Who am I?
Hello. My name is Richard Smith.
I’m a career pensions professional, starting in 1987 (see my LinkedIn profile for details). Most recently, it was an absolute privilege during 2020 to lead the UK Government’s development of data standards for pensions dashboards (originally published in December 2020), and then in 2021 to support both PASA and PLSA on the topic of pensions dashboards.
Why I’m a supporter of pensions dashboards
From 2007-10, whilst helping the Department for Work and Pensions (DWP) with the set up of Automatic Enrolment (AE) and the National Employment Savings Trust (NEST), I really began to understand how confusing and worrying most of the UK population finds the topic of preparing for retirement, and thinking about the future and money generally.
It would be great if people could feel much more confident about their prospects for later life, but without having to engage or understand a great deal.
Confidence would help people stop worrying so much whether they’re saving enough for a comfortable retirement, and when (or even whether) they’ll be able to retire.
Confidence comes from information and knowledge. In particular, being able to see in one place all the pension income you’ve built up so far in your career to date. This is just what pensions dashboards are for.
Moreover, I believe the whole arena of pensions for consumers in the UK will be much improved by pensions dashboards, because of the greater confidence they will bring.
Why I’ve set up dashboardideas.co.uk
Like many others in the UK, I’m a supporter of the concept of pensions dashboards, but not at any price.
The complexity and fragmented nature of the UK pensions system is going to make it very hard, and potentially quite expensive, to develop comprehensive dashboard services.
In 2002, the Government previously tried to develop an Online Retirement Planner with a similar focus, but the project was scrapped in 2006 after four years’ development.
The 2017 industry prototype and the 2018 DWP consultation brought up lots of options, each with different pros and cons, requiring extensive discussion and debate. Government has settled some of these in its January 2022 consultation, but many issues remain (see the PLSA Pensions Dashboards A-Z Guide).
By clearly airing and illustrating these issues (for example on my Sample dashboards), I hope this site may help to contribute to building consensus and thus help determine the best approaches for delivering UK pensions dashboard services.
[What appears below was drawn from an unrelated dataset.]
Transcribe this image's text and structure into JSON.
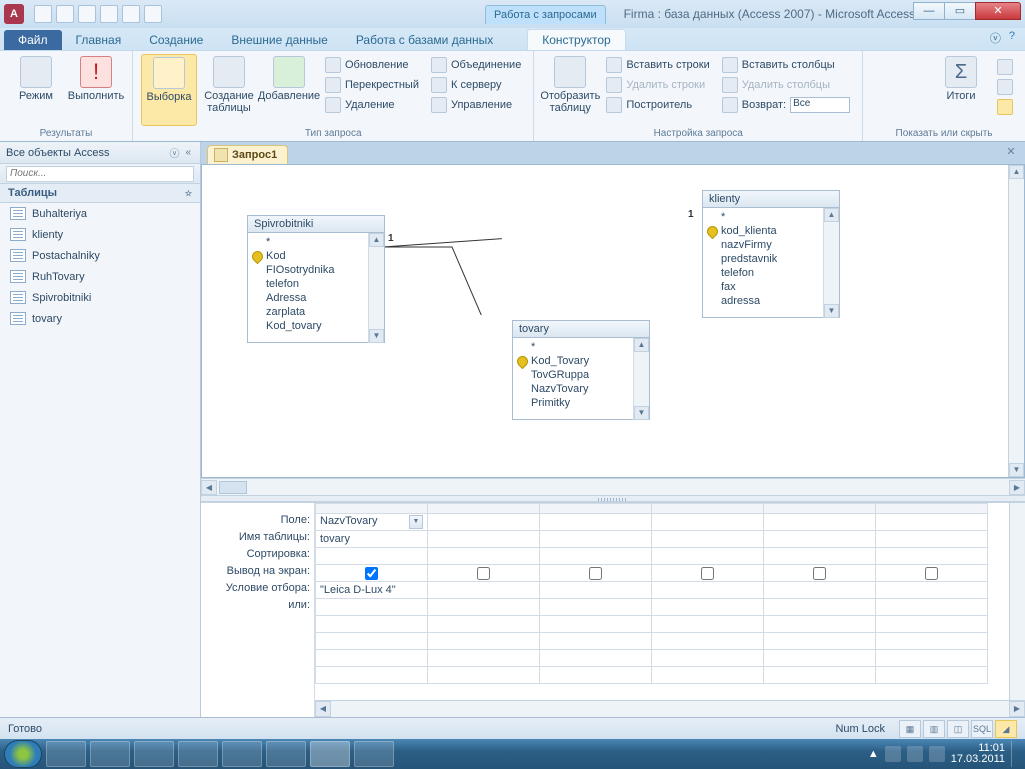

For many years, I’ve felt personally that if I could see all of my pensions in one place, and come back to this place often (not every day, but certainly a few times a year), then I’d feel much more confident about a) what I’ve already built up and b) my prospects for the future. From research, we know that many, many people in the UK (i.e. millions) feel the same way.
It seems instinctive to me that by being able to easily see the totality of their accumulated pension incomes, people will feel both more confident and more aware of what their pensions might mean for them in their later life.
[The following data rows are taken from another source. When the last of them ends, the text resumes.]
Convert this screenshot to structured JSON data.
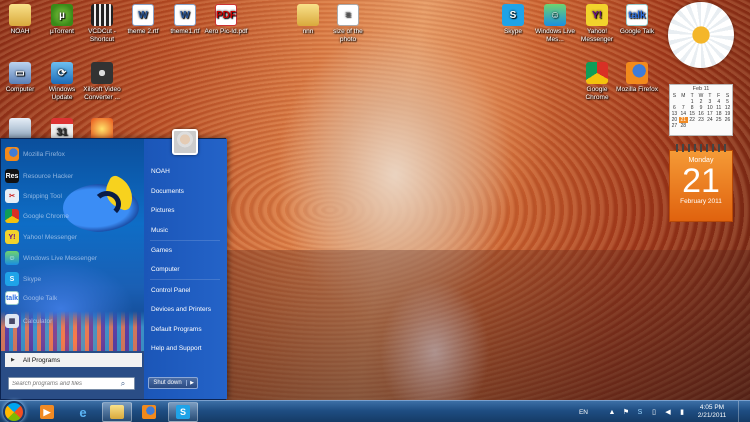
{
  "desktop": {
    "icons_row1": [
      {
        "label": "NOAH",
        "icon": "folder-icon"
      },
      {
        "label": "µTorrent",
        "icon": "utorrent-icon"
      },
      {
        "label": "VCDCut - Shortcut",
        "icon": "film-icon"
      },
      {
        "label": "theme 2.rtf",
        "icon": "document-icon"
      },
      {
        "label": "theme1.rtf",
        "icon": "document-icon"
      },
      {
        "label": "Aero Pic-Id.pdf",
        "icon": "pdf-icon"
      },
      {
        "label": "nnn",
        "icon": "folder-icon"
      },
      {
        "label": "size of the photo",
        "icon": "text-file-icon"
      },
      {
        "label": "Skype",
        "icon": "skype-icon"
      },
      {
        "label": "Windows Live Mes...",
        "icon": "messenger-icon"
      },
      {
        "label": "Yahoo! Messenger",
        "icon": "yahoo-icon"
      },
      {
        "label": "Google Talk",
        "icon": "google-talk-icon"
      }
    ],
    "icons_row2": [
      {
        "label": "Computer",
        "icon": "computer-icon"
      },
      {
        "label": "Windows Update",
        "icon": "windows-update-icon"
      },
      {
        "label": "Xilisoft Video Converter ...",
        "icon": "video-converter-icon"
      },
      {
        "label": "Google Chrome",
        "icon": "chrome-icon"
      },
      {
        "label": "Mozilla Firefox",
        "icon": "firefox-icon"
      }
    ],
    "icons_row3": [
      {
        "label": "",
        "icon": "recycle-bin-icon"
      },
      {
        "label": "",
        "icon": "calendar-app-icon"
      },
      {
        "label": "",
        "icon": "app-icon"
      }
    ]
  },
  "gadgets": {
    "mini_calendar": {
      "month_label": "Feb 11",
      "weekdays": [
        "S",
        "M",
        "T",
        "W",
        "T",
        "F",
        "S"
      ],
      "days": [
        "",
        "",
        "1",
        "2",
        "3",
        "4",
        "5",
        "6",
        "7",
        "8",
        "9",
        "10",
        "11",
        "12",
        "13",
        "14",
        "15",
        "16",
        "17",
        "18",
        "19",
        "20",
        "21",
        "22",
        "23",
        "24",
        "25",
        "26",
        "27",
        "28",
        "",
        "",
        "",
        "",
        "",
        ""
      ],
      "today": "21"
    },
    "big_calendar": {
      "weekday": "Monday",
      "day": "21",
      "month_year": "February 2011"
    }
  },
  "start_menu": {
    "user_name": "NOAH",
    "pinned_programs": [
      {
        "label": "Mozilla Firefox",
        "icon": "firefox-icon"
      },
      {
        "label": "Resource Hacker",
        "icon": "res-icon"
      },
      {
        "label": "Snipping Tool",
        "icon": "scissors-icon"
      },
      {
        "label": "Google Chrome",
        "icon": "chrome-icon"
      },
      {
        "label": "Yahoo! Messenger",
        "icon": "yahoo-icon"
      },
      {
        "label": "Windows Live Messenger",
        "icon": "messenger-icon"
      },
      {
        "label": "Skype",
        "icon": "skype-icon"
      },
      {
        "label": "Google Talk",
        "icon": "google-talk-icon"
      },
      {
        "label": "Calculator",
        "icon": "calculator-icon"
      }
    ],
    "all_programs": "All Programs",
    "search_placeholder": "Search programs and files",
    "right_links": [
      "NOAH",
      "Documents",
      "Pictures",
      "Music",
      "Games",
      "Computer",
      "Control Panel",
      "Devices and Printers",
      "Default Programs",
      "Help and Support"
    ],
    "shutdown_label": "Shut down"
  },
  "taskbar": {
    "pinned": [
      {
        "name": "media-player-icon"
      },
      {
        "name": "internet-explorer-icon"
      },
      {
        "name": "explorer-icon"
      },
      {
        "name": "firefox-icon"
      },
      {
        "name": "skype-icon"
      }
    ],
    "language": "EN",
    "time": "4:05 PM",
    "date": "2/21/2011"
  }
}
But apart from my long-term general interest in this topic, there are three specific reasons why I think I’m quite well-placed to support the pensions dashboards debate:
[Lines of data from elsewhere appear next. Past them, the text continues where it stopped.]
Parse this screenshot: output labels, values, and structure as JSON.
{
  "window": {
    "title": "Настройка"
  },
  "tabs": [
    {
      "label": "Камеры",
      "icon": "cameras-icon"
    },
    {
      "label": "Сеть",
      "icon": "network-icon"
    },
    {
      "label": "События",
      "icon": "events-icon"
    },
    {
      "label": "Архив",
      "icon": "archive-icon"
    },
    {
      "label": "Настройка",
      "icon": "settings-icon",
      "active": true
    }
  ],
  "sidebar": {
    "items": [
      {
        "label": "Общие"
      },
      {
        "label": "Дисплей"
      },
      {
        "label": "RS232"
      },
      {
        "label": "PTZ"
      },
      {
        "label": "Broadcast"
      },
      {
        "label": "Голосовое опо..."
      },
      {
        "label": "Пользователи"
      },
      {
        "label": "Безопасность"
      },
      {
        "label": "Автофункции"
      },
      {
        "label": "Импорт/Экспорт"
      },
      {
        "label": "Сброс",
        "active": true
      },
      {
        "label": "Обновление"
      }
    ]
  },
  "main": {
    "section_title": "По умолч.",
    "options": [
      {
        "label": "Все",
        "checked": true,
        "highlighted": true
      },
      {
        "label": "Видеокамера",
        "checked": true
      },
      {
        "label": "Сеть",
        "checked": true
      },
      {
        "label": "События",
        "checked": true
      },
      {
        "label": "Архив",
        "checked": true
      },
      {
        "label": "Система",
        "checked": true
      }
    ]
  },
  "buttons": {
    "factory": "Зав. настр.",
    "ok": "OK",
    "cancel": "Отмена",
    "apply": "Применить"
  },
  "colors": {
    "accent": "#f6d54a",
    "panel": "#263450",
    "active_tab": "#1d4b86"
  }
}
1. Experience: Establishing Nest in 2008 broke new ground. None of us involved (whether civil servants or external pensions consultants) had ever before created, in statute, a national trust-based defined contribution pension scheme, with a public service obligation to accept all employers who wished to use it. And all under the glare of close public and media scrutiny.
I would describe the process we adopted to develop the Nest scheme rules as “collaborative innovation”. That is, the pooling of good ideas from a variety of sources, debating and refining them in a spirit of trust and collaboration, and then packaging them appropriately for approval by Ministers, Parliament or other relevant authorities.
A similar spirit of collaboration and trust, across the whole consumer, pensions and technology communities, and Government and regulators, is going to be essential as we bring pensions dashboards to fruition.
2. Age: I’m now 54, six years on from the classic age of 48 where “retirement reality” starts to kick in according to NFU Mutual’s 2013 research. So I’m personally in a position of thinking about what pensions dashboard services should look like and what I need them to do.
Plus, many of my friends and peers are of a similar age. Now that our children have grown up and are starting to leave home, pensions issues are increasingly a part of our conversations, helping me gain a deeper understanding of the broader requirements for pensions dashboards (and the fears people have).
(Important note: Pensions dashboards aren’t just for oldies like me, but we know from consistent international evidence that 50-somethings will be the major users, at least initially.)
3. Circumstances: Despite being only 54, I am already a pensioner. My lovely wife Heather very sadly died in June 2014, just before I started this blog. She worked for Prudential and later as a Teaching Assistant meaning I’m now a spouse pensioner of both the Prudential Staff Pension Scheme and the Berkshire Pension Fund. So I’m already thinking like a pensioner, with a personal understanding of issues around life expectancy, death, and making the most of your money right up to the day you die, and beyond for your dependents.
Many thanks for reading this dashboards blog. Please do get in touch if you’d like to discuss pensions dashboards (see Contact page for details).